Every line below that has "split" in it should be copied.

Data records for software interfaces
"""
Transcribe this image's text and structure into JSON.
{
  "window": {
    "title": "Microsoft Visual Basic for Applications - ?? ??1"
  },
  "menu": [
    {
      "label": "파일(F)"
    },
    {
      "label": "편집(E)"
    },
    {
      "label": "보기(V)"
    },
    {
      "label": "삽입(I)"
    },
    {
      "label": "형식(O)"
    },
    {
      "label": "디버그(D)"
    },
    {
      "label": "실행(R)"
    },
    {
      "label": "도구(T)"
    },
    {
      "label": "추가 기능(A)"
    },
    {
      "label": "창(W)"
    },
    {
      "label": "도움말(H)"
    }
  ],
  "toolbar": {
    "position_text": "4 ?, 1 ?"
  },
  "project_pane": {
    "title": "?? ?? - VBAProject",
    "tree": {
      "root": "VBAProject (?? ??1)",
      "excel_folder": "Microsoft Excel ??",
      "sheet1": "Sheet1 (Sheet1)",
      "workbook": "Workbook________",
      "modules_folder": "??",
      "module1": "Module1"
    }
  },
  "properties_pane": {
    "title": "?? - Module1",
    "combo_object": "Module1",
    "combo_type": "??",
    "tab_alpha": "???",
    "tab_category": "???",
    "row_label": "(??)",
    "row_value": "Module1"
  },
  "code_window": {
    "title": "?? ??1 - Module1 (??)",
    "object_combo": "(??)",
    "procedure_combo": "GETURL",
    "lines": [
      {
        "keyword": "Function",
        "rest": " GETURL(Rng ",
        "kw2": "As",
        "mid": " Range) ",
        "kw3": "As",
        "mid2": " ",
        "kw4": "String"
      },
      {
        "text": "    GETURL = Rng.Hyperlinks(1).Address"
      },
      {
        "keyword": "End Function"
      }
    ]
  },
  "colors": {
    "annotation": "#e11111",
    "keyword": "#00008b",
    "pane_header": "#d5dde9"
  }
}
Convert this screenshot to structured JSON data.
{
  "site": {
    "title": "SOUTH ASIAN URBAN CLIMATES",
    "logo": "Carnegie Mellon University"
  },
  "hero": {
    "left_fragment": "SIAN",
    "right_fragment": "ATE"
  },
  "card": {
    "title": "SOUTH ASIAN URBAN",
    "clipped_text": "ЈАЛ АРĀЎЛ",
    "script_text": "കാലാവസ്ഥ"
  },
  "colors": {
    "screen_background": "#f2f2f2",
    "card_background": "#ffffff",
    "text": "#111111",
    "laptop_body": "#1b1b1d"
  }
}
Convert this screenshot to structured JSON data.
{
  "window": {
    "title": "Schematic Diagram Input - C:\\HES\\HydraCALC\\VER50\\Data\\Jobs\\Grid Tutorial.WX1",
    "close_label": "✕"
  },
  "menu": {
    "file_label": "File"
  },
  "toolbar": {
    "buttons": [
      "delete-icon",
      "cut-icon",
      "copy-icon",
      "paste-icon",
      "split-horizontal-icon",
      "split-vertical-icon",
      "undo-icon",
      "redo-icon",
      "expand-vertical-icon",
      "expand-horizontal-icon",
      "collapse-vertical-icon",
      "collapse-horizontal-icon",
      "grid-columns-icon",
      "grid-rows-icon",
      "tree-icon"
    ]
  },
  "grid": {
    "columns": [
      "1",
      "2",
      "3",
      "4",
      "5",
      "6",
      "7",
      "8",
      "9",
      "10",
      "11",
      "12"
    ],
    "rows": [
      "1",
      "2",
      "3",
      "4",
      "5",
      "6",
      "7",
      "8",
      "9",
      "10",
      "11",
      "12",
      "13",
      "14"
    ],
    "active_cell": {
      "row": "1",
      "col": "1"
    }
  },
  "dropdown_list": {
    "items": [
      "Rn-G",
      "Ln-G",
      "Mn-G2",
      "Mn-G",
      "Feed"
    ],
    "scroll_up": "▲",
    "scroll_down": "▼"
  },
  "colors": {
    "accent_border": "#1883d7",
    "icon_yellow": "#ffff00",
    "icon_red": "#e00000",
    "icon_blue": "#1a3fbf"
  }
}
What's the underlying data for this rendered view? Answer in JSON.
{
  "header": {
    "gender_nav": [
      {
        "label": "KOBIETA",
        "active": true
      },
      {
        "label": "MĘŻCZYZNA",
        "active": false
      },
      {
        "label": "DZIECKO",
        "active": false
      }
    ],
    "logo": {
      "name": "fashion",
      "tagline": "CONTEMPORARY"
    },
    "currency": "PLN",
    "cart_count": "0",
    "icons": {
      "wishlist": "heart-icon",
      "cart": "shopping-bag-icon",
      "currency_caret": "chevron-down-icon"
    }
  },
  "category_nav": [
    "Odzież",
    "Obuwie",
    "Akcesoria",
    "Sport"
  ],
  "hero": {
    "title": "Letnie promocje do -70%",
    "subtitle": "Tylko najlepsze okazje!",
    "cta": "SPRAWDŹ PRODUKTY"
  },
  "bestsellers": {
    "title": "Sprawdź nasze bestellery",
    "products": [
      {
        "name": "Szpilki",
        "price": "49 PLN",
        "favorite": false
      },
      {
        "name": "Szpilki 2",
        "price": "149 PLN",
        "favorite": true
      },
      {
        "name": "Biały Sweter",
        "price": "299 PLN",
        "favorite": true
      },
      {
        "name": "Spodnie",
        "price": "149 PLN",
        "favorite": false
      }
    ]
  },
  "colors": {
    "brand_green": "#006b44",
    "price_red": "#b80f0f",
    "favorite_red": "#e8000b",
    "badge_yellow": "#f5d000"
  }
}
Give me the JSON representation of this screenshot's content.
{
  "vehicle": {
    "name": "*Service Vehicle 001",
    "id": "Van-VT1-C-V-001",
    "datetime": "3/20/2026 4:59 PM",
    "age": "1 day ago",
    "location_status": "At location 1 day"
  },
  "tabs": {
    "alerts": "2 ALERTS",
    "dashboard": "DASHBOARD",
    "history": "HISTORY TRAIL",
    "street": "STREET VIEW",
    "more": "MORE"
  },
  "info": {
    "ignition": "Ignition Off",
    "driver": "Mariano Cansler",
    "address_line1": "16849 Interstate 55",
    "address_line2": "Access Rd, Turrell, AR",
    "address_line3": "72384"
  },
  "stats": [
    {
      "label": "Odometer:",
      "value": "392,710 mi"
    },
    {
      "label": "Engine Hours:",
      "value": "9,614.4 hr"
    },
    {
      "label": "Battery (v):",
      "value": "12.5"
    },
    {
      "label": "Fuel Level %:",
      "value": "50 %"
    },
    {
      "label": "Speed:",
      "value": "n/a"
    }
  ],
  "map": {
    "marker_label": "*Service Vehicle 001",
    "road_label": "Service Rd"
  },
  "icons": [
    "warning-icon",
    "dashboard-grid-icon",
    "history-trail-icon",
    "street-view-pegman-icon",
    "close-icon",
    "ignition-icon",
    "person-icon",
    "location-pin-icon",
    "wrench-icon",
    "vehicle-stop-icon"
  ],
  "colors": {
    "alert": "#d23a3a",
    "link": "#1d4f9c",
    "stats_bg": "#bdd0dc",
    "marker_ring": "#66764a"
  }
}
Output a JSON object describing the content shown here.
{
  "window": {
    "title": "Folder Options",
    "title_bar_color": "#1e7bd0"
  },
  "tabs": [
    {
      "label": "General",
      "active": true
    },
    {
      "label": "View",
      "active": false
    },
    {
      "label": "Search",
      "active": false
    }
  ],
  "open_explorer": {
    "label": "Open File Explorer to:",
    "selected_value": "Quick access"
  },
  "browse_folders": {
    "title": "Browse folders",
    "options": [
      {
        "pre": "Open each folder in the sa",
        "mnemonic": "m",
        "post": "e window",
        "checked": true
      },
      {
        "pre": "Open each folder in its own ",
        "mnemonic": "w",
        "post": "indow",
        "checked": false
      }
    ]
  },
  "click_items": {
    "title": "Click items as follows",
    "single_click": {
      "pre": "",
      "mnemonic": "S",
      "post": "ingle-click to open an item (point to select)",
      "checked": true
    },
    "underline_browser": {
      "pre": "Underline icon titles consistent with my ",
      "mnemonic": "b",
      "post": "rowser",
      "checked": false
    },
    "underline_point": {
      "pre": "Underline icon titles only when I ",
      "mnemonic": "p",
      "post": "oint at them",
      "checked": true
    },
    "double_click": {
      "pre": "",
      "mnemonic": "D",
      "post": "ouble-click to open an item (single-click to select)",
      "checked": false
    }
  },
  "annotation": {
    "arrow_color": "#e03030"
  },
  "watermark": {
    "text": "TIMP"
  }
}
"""
=== ANSWER BOX ===
      "split-horizontal-icon",
      "split-vertical-icon",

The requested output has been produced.